-- Opening Marker --

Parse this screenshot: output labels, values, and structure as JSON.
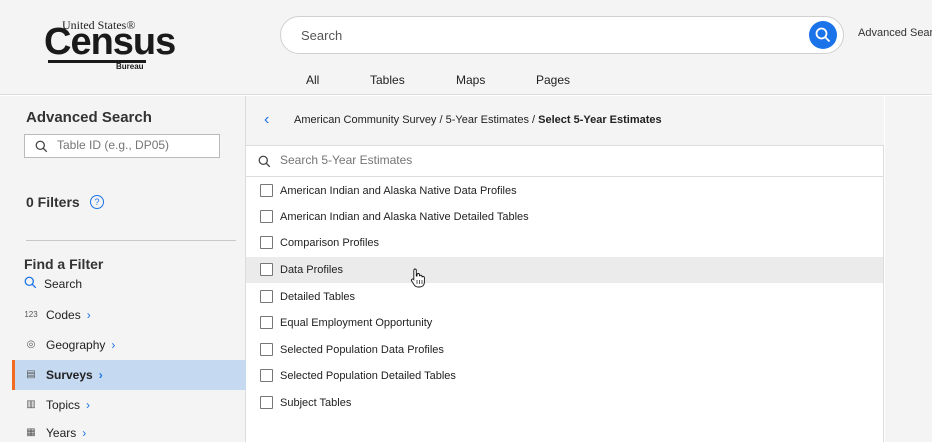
{
  "header": {
    "logo": {
      "united_states": "United States®",
      "census": "Census",
      "bureau": "Bureau"
    },
    "search_placeholder": "Search",
    "advanced_link": "Advanced Searc",
    "tabs": [
      "All",
      "Tables",
      "Maps",
      "Pages"
    ]
  },
  "sidebar": {
    "title": "Advanced Search",
    "table_id_placeholder": "Table ID (e.g., DP05)",
    "filters_label": "0 Filters",
    "help_glyph": "?",
    "find_title": "Find a Filter",
    "search_label": "Search",
    "nav": [
      {
        "label": "Codes",
        "icon": "123-icon",
        "glyph": "123"
      },
      {
        "label": "Geography",
        "icon": "map-pin-icon",
        "glyph": "◎"
      },
      {
        "label": "Surveys",
        "icon": "survey-icon",
        "glyph": "▤",
        "active": true
      },
      {
        "label": "Topics",
        "icon": "book-icon",
        "glyph": "▥"
      },
      {
        "label": "Years",
        "icon": "calendar-icon",
        "glyph": "▦"
      }
    ],
    "chevron": "›"
  },
  "center": {
    "back_glyph": "‹",
    "breadcrumb_path": "American Community Survey / 5-Year Estimates / ",
    "breadcrumb_current": "Select 5-Year Estimates",
    "search_placeholder": "Search 5-Year Estimates",
    "options": [
      "American Indian and Alaska Native Data Profiles",
      "American Indian and Alaska Native Detailed Tables",
      "Comparison Profiles",
      "Data Profiles",
      "Detailed Tables",
      "Equal Employment Opportunity",
      "Selected Population Data Profiles",
      "Selected Population Detailed Tables",
      "Subject Tables"
    ],
    "hovered_index": 3
  },
  "colors": {
    "accent": "#1a73e8",
    "active_bg": "#c5d9f1",
    "active_border": "#f26b22"
  }
}
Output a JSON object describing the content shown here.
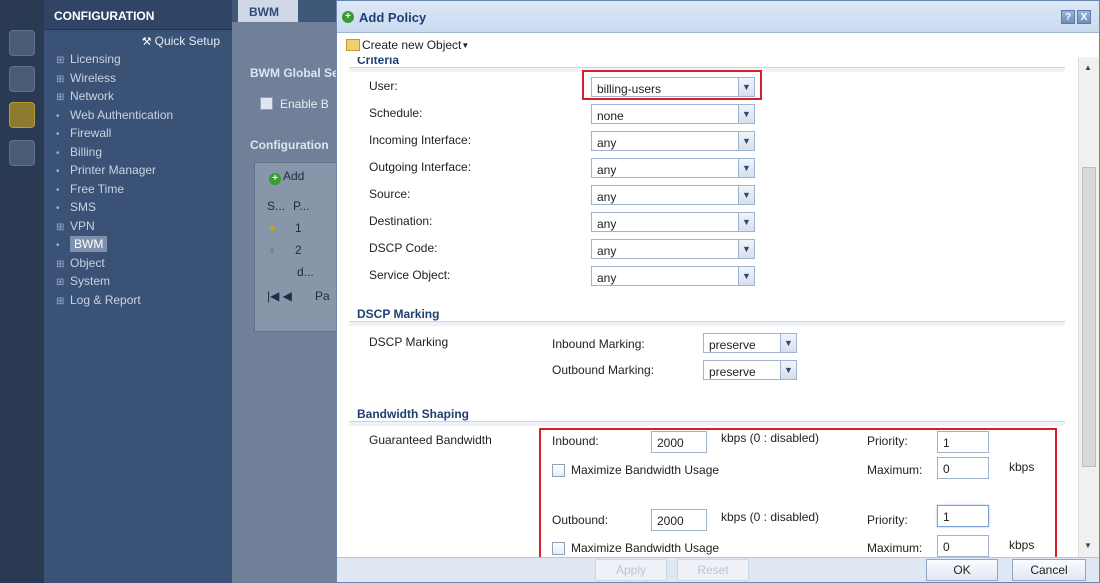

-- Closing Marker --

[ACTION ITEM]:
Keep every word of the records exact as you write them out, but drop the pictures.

[ANSWER TO THIS PROBLEM]:
Parse this screenshot: output labels, values, and structure as JSON.
{
  "header": {
    "logo": {
      "united_states": "United States®",
      "census": "Census",
      "bureau": "Bureau"
    },
    "search_placeholder": "Search",
    "advanced_link": "Advanced Searc",
    "tabs": [
      "All",
      "Tables",
      "Maps",
      "Pages"
    ]
  },
  "sidebar": {
    "title": "Advanced Search",
    "table_id_placeholder": "Table ID (e.g., DP05)",
    "filters_label": "0 Filters",
    "help_glyph": "?",
    "find_title": "Find a Filter",
    "search_label": "Search",
    "nav": [
      {
        "label": "Codes",
        "icon": "123-icon",
        "glyph": "123"
      },
      {
        "label": "Geography",
        "icon": "map-pin-icon",
        "glyph": "◎"
      },
      {
        "label": "Surveys",
        "icon": "survey-icon",
        "glyph": "▤",
        "active": true
      },
      {
        "label": "Topics",
        "icon": "book-icon",
        "glyph": "▥"
      },
      {
        "label": "Years",
        "icon": "calendar-icon",
        "glyph": "▦"
      }
    ],
    "chevron": "›"
  },
  "center": {
    "back_glyph": "‹",
    "breadcrumb_path": "American Community Survey / 5-Year Estimates / ",
    "breadcrumb_current": "Select 5-Year Estimates",
    "search_placeholder": "Search 5-Year Estimates",
    "options": [
      "American Indian and Alaska Native Data Profiles",
      "American Indian and Alaska Native Detailed Tables",
      "Comparison Profiles",
      "Data Profiles",
      "Detailed Tables",
      "Equal Employment Opportunity",
      "Selected Population Data Profiles",
      "Selected Population Detailed Tables",
      "Subject Tables"
    ],
    "hovered_index": 3
  },
  "colors": {
    "accent": "#1a73e8",
    "active_bg": "#c5d9f1",
    "active_border": "#f26b22"
  }
}
Output a JSON object describing the content shown here.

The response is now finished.